DATASET CONTENT section start

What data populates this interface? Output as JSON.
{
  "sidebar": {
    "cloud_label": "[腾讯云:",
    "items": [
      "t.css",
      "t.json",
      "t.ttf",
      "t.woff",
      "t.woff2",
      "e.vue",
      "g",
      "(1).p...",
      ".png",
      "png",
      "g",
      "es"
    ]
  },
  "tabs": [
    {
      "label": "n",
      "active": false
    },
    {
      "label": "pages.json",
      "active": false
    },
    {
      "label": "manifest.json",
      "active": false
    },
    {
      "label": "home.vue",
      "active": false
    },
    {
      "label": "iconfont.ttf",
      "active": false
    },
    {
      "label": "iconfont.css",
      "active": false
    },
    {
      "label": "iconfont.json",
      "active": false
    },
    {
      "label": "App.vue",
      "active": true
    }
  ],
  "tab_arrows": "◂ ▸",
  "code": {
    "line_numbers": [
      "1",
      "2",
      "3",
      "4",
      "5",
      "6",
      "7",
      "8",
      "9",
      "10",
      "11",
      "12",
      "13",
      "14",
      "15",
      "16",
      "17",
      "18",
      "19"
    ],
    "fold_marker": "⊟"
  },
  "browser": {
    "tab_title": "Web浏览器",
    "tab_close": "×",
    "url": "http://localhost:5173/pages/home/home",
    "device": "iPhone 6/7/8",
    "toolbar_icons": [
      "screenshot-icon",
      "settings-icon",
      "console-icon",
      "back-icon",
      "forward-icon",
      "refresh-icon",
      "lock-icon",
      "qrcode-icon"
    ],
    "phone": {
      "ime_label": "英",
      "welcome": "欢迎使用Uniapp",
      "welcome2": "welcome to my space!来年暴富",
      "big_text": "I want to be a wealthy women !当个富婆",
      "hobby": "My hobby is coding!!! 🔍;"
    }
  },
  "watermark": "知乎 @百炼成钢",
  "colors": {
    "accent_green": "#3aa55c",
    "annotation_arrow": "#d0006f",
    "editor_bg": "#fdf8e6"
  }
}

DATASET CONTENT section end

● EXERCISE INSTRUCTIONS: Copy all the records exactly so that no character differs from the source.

● YOUR RESPONSE:
What data populates this interface? Output as JSON.
{
  "sidebar": {
    "cloud_label": "[腾讯云:",
    "items": [
      "t.css",
      "t.json",
      "t.ttf",
      "t.woff",
      "t.woff2",
      "e.vue",
      "g",
      "(1).p...",
      ".png",
      "png",
      "g",
      "es"
    ]
  },
  "tabs": [
    {
      "label": "n",
      "active": false
    },
    {
      "label": "pages.json",
      "active": false
    },
    {
      "label": "manifest.json",
      "active": false
    },
    {
      "label": "home.vue",
      "active": false
    },
    {
      "label": "iconfont.ttf",
      "active": false
    },
    {
      "label": "iconfont.css",
      "active": false
    },
    {
      "label": "iconfont.json",
      "active": false
    },
    {
      "label": "App.vue",
      "active": true
    }
  ],
  "tab_arrows": "◂ ▸",
  "code": {
    "line_numbers": [
      "1",
      "2",
      "3",
      "4",
      "5",
      "6",
      "7",
      "8",
      "9",
      "10",
      "11",
      "12",
      "13",
      "14",
      "15",
      "16",
      "17",
      "18",
      "19"
    ],
    "fold_marker": "⊟"
  },
  "browser": {
    "tab_title": "Web浏览器",
    "tab_close": "×",
    "url": "http://localhost:5173/pages/home/home",
    "device": "iPhone 6/7/8",
    "toolbar_icons": [
      "screenshot-icon",
      "settings-icon",
      "console-icon",
      "back-icon",
      "forward-icon",
      "refresh-icon",
      "lock-icon",
      "qrcode-icon"
    ],
    "phone": {
      "ime_label": "英",
      "welcome": "欢迎使用Uniapp",
      "welcome2": "welcome to my space!来年暴富",
      "big_text": "I want to be a wealthy women !当个富婆",
      "hobby": "My hobby is coding!!! 🔍;"
    }
  },
  "watermark": "知乎 @百炼成钢",
  "colors": {
    "accent_green": "#3aa55c",
    "annotation_arrow": "#d0006f",
    "editor_bg": "#fdf8e6"
  }
}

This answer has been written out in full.